**Exercise aim:** All of the records should be given again verbatim.

[Data records for software interfaces]

----------------------------------------

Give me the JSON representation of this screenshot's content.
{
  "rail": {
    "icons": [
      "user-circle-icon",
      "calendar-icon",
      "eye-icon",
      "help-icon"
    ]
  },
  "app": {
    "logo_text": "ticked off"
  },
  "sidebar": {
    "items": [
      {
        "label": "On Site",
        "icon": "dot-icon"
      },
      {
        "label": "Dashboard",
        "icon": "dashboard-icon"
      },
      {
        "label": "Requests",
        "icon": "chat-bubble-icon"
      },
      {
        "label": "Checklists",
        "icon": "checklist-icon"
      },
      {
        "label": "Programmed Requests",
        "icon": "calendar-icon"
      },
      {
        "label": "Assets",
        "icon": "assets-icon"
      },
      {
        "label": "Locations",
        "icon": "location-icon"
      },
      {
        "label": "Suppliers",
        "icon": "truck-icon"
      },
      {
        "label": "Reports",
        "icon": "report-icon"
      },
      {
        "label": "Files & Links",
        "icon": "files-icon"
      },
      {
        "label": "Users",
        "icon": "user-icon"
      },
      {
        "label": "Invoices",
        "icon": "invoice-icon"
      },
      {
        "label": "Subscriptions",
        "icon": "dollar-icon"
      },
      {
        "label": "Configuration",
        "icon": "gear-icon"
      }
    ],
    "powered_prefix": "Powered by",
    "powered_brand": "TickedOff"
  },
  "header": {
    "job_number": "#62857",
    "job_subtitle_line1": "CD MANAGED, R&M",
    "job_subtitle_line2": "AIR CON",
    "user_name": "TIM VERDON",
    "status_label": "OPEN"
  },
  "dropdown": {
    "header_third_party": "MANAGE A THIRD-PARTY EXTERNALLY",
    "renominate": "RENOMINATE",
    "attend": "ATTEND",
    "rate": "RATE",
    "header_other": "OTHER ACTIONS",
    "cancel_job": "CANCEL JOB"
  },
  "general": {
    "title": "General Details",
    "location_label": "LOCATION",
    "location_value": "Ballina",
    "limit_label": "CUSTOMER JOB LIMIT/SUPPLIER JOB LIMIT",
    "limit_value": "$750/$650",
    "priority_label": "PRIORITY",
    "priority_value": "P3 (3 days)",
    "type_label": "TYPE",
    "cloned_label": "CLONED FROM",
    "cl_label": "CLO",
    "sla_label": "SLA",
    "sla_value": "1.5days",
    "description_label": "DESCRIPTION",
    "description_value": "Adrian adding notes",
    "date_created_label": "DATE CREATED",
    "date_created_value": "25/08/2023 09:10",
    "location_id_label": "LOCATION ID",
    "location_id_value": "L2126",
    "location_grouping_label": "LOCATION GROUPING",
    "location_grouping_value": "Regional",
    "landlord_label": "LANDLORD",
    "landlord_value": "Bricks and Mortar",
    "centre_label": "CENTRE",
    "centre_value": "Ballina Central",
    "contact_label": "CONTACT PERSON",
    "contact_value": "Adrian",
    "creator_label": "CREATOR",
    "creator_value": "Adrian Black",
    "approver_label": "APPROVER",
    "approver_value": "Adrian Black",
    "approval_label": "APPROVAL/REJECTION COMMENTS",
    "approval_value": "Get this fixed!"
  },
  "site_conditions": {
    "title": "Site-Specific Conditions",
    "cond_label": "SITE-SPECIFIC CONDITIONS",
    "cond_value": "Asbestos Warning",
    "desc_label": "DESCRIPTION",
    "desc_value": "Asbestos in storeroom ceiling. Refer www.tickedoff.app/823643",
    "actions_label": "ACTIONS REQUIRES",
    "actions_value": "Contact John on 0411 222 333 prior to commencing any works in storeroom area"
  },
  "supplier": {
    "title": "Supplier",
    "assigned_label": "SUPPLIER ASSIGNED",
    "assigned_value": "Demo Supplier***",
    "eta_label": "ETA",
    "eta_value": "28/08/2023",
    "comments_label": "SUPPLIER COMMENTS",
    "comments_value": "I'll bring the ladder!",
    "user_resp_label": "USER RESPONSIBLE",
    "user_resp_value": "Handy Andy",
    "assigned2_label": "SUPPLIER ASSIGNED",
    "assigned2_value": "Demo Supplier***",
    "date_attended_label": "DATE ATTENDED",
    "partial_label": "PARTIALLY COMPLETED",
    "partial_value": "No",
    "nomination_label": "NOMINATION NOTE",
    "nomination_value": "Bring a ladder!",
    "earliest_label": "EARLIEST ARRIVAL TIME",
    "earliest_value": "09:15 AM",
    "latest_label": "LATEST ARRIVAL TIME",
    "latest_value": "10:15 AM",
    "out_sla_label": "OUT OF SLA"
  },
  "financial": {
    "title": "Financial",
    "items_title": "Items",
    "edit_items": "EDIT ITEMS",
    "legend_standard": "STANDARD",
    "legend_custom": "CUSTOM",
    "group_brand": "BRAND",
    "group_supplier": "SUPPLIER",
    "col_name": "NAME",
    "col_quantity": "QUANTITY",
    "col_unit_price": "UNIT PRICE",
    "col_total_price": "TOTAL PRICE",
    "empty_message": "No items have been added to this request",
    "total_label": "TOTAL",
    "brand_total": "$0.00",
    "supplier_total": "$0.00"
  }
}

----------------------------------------

**Expected answer:**
Give me the JSON representation of this screenshot's content.
{
  "rail": {
    "icons": [
      "user-circle-icon",
      "calendar-icon",
      "eye-icon",
      "help-icon"
    ]
  },
  "app": {
    "logo_text": "ticked off"
  },
  "sidebar": {
    "items": [
      {
        "label": "On Site",
        "icon": "dot-icon"
      },
      {
        "label": "Dashboard",
        "icon": "dashboard-icon"
      },
      {
        "label": "Requests",
        "icon": "chat-bubble-icon"
      },
      {
        "label": "Checklists",
        "icon": "checklist-icon"
      },
      {
        "label": "Programmed Requests",
        "icon": "calendar-icon"
      },
      {
        "label": "Assets",
        "icon": "assets-icon"
      },
      {
        "label": "Locations",
        "icon": "location-icon"
      },
      {
        "label": "Suppliers",
        "icon": "truck-icon"
      },
      {
        "label": "Reports",
        "icon": "report-icon"
      },
      {
        "label": "Files & Links",
        "icon": "files-icon"
      },
      {
        "label": "Users",
        "icon": "user-icon"
      },
      {
        "label": "Invoices",
        "icon": "invoice-icon"
      },
      {
        "label": "Subscriptions",
        "icon": "dollar-icon"
      },
      {
        "label": "Configuration",
        "icon": "gear-icon"
      }
    ],
    "powered_prefix": "Powered by",
    "powered_brand": "TickedOff"
  },
  "header": {
    "job_number": "#62857",
    "job_subtitle_line1": "CD MANAGED, R&M",
    "job_subtitle_line2": "AIR CON",
    "user_name": "TIM VERDON",
    "status_label": "OPEN"
  },
  "dropdown": {
    "header_third_party": "MANAGE A THIRD-PARTY EXTERNALLY",
    "renominate": "RENOMINATE",
    "attend": "ATTEND",
    "rate": "RATE",
    "header_other": "OTHER ACTIONS",
    "cancel_job": "CANCEL JOB"
  },
  "general": {
    "title": "General Details",
    "location_label": "LOCATION",
    "location_value": "Ballina",
    "limit_label": "CUSTOMER JOB LIMIT/SUPPLIER JOB LIMIT",
    "limit_value": "$750/$650",
    "priority_label": "PRIORITY",
    "priority_value": "P3 (3 days)",
    "type_label": "TYPE",
    "cloned_label": "CLONED FROM",
    "cl_label": "CLO",
    "sla_label": "SLA",
    "sla_value": "1.5days",
    "description_label": "DESCRIPTION",
    "description_value": "Adrian adding notes",
    "date_created_label": "DATE CREATED",
    "date_created_value": "25/08/2023 09:10",
    "location_id_label": "LOCATION ID",
    "location_id_value": "L2126",
    "location_grouping_label": "LOCATION GROUPING",
    "location_grouping_value": "Regional",
    "landlord_label": "LANDLORD",
    "landlord_value": "Bricks and Mortar",
    "centre_label": "CENTRE",
    "centre_value": "Ballina Central",
    "contact_label": "CONTACT PERSON",
    "contact_value": "Adrian",
    "creator_label": "CREATOR",
    "creator_value": "Adrian Black",
    "approver_label": "APPROVER",
    "approver_value": "Adrian Black",
    "approval_label": "APPROVAL/REJECTION COMMENTS",
    "approval_value": "Get this fixed!"
  },
  "site_conditions": {
    "title": "Site-Specific Conditions",
    "cond_label": "SITE-SPECIFIC CONDITIONS",
    "cond_value": "Asbestos Warning",
    "desc_label": "DESCRIPTION",
    "desc_value": "Asbestos in storeroom ceiling. Refer www.tickedoff.app/823643",
    "actions_label": "ACTIONS REQUIRES",
    "actions_value": "Contact John on 0411 222 333 prior to commencing any works in storeroom area"
  },
  "supplier": {
    "title": "Supplier",
    "assigned_label": "SUPPLIER ASSIGNED",
    "assigned_value": "Demo Supplier***",
    "eta_label": "ETA",
    "eta_value": "28/08/2023",
    "comments_label": "SUPPLIER COMMENTS",
    "comments_value": "I'll bring the ladder!",
    "user_resp_label": "USER RESPONSIBLE",
    "user_resp_value": "Handy Andy",
    "assigned2_label": "SUPPLIER ASSIGNED",
    "assigned2_value": "Demo Supplier***",
    "date_attended_label": "DATE ATTENDED",
    "partial_label": "PARTIALLY COMPLETED",
    "partial_value": "No",
    "nomination_label": "NOMINATION NOTE",
    "nomination_value": "Bring a ladder!",
    "earliest_label": "EARLIEST ARRIVAL TIME",
    "earliest_value": "09:15 AM",
    "latest_label": "LATEST ARRIVAL TIME",
    "latest_value": "10:15 AM",
    "out_sla_label": "OUT OF SLA"
  },
  "financial": {
    "title": "Financial",
    "items_title": "Items",
    "edit_items": "EDIT ITEMS",
    "legend_standard": "STANDARD",
    "legend_custom": "CUSTOM",
    "group_brand": "BRAND",
    "group_supplier": "SUPPLIER",
    "col_name": "NAME",
    "col_quantity": "QUANTITY",
    "col_unit_price": "UNIT PRICE",
    "col_total_price": "TOTAL PRICE",
    "empty_message": "No items have been added to this request",
    "total_label": "TOTAL",
    "brand_total": "$0.00",
    "supplier_total": "$0.00"
  }
}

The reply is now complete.